WHAT TO PRODUCE: Below is a set of records. Repeat them verbatim without the pictures.

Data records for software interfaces
····················
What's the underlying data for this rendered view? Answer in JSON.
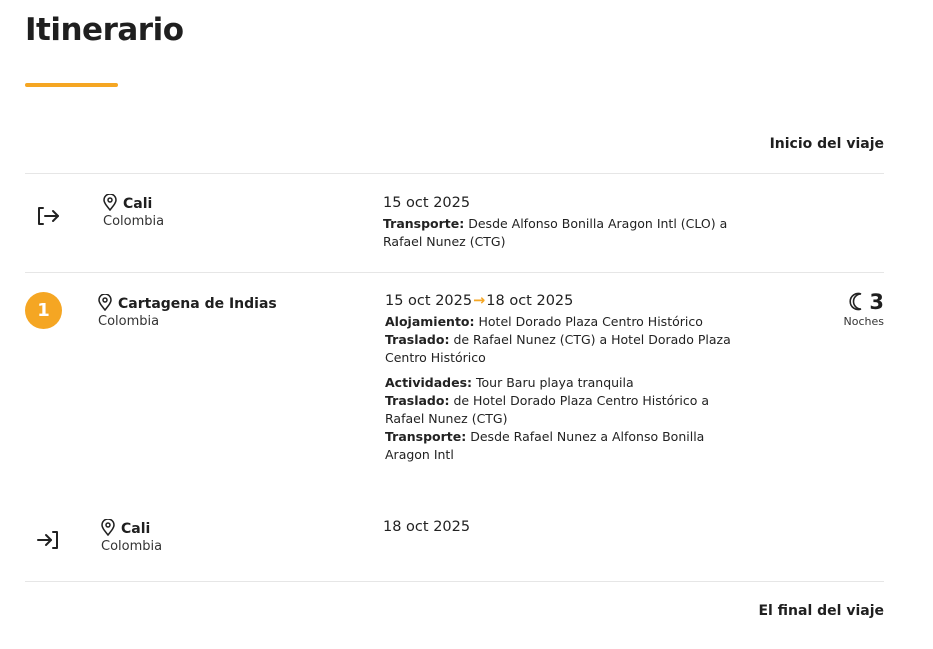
{
  "title": "Itinerario",
  "start_label": "Inicio del viaje",
  "end_label": "El final del viaje",
  "accent_color": "#f5a623",
  "stops": [
    {
      "icon": "arrow-exit-icon",
      "city": "Cali",
      "country": "Colombia",
      "date": "15 oct 2025",
      "details": [
        {
          "key": "Transporte:",
          "value": "Desde Alfonso Bonilla Aragon Intl (CLO) a Rafael Nunez (CTG)"
        }
      ]
    },
    {
      "badge": "1",
      "city": "Cartagena de Indias",
      "country": "Colombia",
      "date_from": "15 oct 2025",
      "date_to": "18 oct 2025",
      "details": [
        {
          "key": "Alojamiento:",
          "value": "Hotel Dorado Plaza Centro Histórico"
        },
        {
          "key": "Traslado:",
          "value": "de Rafael Nunez (CTG) a Hotel Dorado Plaza Centro Histórico"
        },
        {
          "key": "Actividades:",
          "value": "Tour Baru playa tranquila"
        },
        {
          "key": "Traslado:",
          "value": "de Hotel Dorado Plaza Centro Histórico a Rafael Nunez (CTG)"
        },
        {
          "key": "Transporte:",
          "value": "Desde Rafael Nunez a Alfonso Bonilla Aragon Intl"
        }
      ],
      "nights": "3",
      "nights_label": "Noches"
    },
    {
      "icon": "arrow-enter-icon",
      "city": "Cali",
      "country": "Colombia",
      "date": "18 oct 2025",
      "details": []
    }
  ]
}
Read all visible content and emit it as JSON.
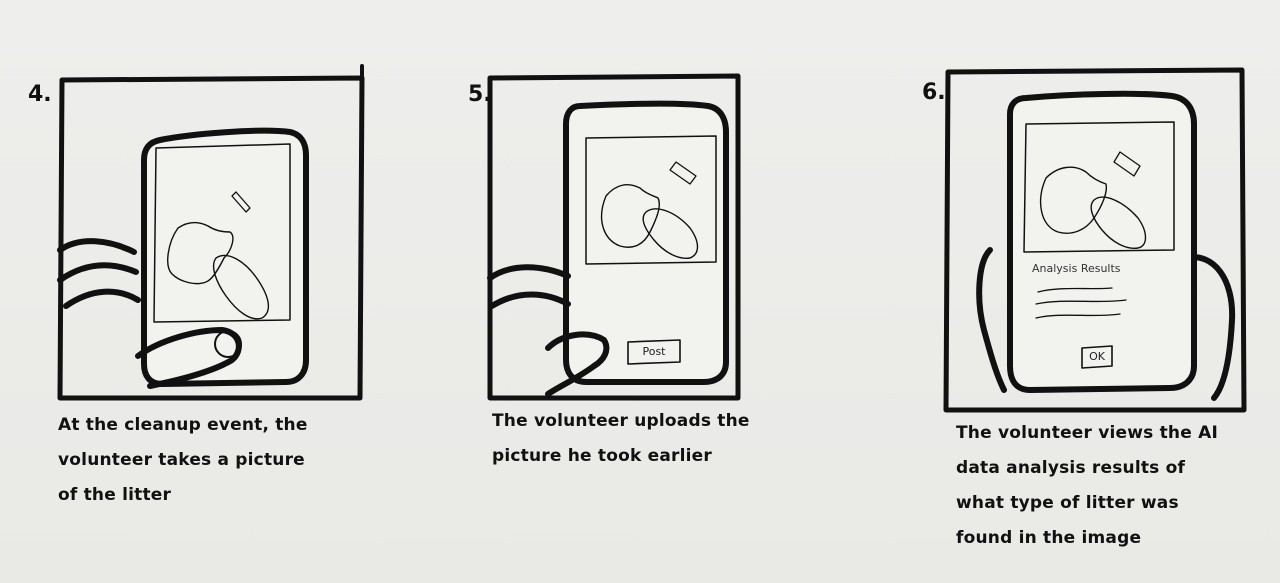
{
  "panels": [
    {
      "number": "4.",
      "caption": "At the cleanup event, the\nvolunteer takes a picture\nof the litter"
    },
    {
      "number": "5.",
      "caption": "The volunteer uploads the\npicture he took earlier",
      "button_label": "Post"
    },
    {
      "number": "6.",
      "caption": "The volunteer views the AI\ndata analysis results of\nwhat type of litter was\nfound in the image",
      "screen_title": "Analysis Results",
      "button_label": "OK"
    }
  ]
}
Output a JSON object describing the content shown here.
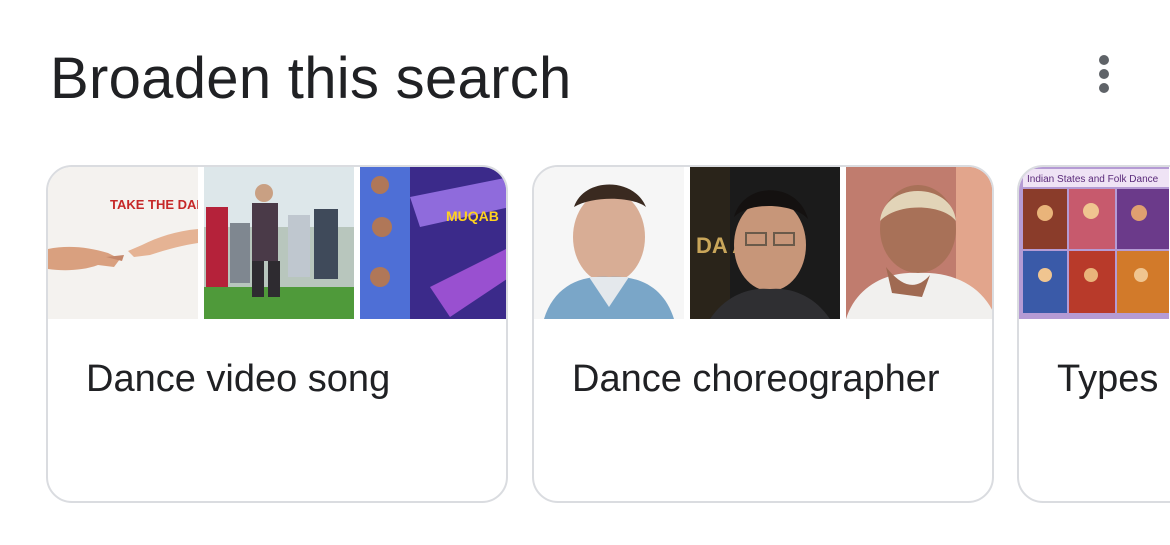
{
  "section": {
    "title": "Broaden this search",
    "menu_icon": "more-vert-icon"
  },
  "cards": [
    {
      "label": "Dance video song",
      "thumb_texts": [
        "TAKE THE DANCING",
        "MUQAB"
      ]
    },
    {
      "label": "Dance choreographer",
      "thumb_texts": [
        "DA AN"
      ]
    },
    {
      "label": "Types of dance art",
      "thumb_texts": [
        "Indian States and Folk Dance"
      ]
    }
  ]
}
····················
RESULT:
What's the underlying data for this rendered view? Answer in JSON.
{
  "title": "Itinerario",
  "start_label": "Inicio del viaje",
  "end_label": "El final del viaje",
  "accent_color": "#f5a623",
  "stops": [
    {
      "icon": "arrow-exit-icon",
      "city": "Cali",
      "country": "Colombia",
      "date": "15 oct 2025",
      "details": [
        {
          "key": "Transporte:",
          "value": "Desde Alfonso Bonilla Aragon Intl (CLO) a Rafael Nunez (CTG)"
        }
      ]
    },
    {
      "badge": "1",
      "city": "Cartagena de Indias",
      "country": "Colombia",
      "date_from": "15 oct 2025",
      "date_to": "18 oct 2025",
      "details": [
        {
          "key": "Alojamiento:",
          "value": "Hotel Dorado Plaza Centro Histórico"
        },
        {
          "key": "Traslado:",
          "value": "de Rafael Nunez (CTG) a Hotel Dorado Plaza Centro Histórico"
        },
        {
          "key": "Actividades:",
          "value": "Tour Baru playa tranquila"
        },
        {
          "key": "Traslado:",
          "value": "de Hotel Dorado Plaza Centro Histórico a Rafael Nunez (CTG)"
        },
        {
          "key": "Transporte:",
          "value": "Desde Rafael Nunez a Alfonso Bonilla Aragon Intl"
        }
      ],
      "nights": "3",
      "nights_label": "Noches"
    },
    {
      "icon": "arrow-enter-icon",
      "city": "Cali",
      "country": "Colombia",
      "date": "18 oct 2025",
      "details": []
    }
  ]
}
Read all visible content and emit it as JSON.
{
  "panels": [
    {
      "number": "4.",
      "caption": "At the cleanup event, the\nvolunteer takes a picture\nof the litter"
    },
    {
      "number": "5.",
      "caption": "The volunteer uploads the\npicture he took earlier",
      "button_label": "Post"
    },
    {
      "number": "6.",
      "caption": "The volunteer views the AI\ndata analysis results of\nwhat type of litter was\nfound in the image",
      "screen_title": "Analysis Results",
      "button_label": "OK"
    }
  ]
}
Output a JSON object describing the content shown here.
{
  "section": {
    "title": "Broaden this search",
    "menu_icon": "more-vert-icon"
  },
  "cards": [
    {
      "label": "Dance video song",
      "thumb_texts": [
        "TAKE THE DANCING",
        "MUQAB"
      ]
    },
    {
      "label": "Dance choreographer",
      "thumb_texts": [
        "DA AN"
      ]
    },
    {
      "label": "Types of dance art",
      "thumb_texts": [
        "Indian States and Folk Dance"
      ]
    }
  ]
}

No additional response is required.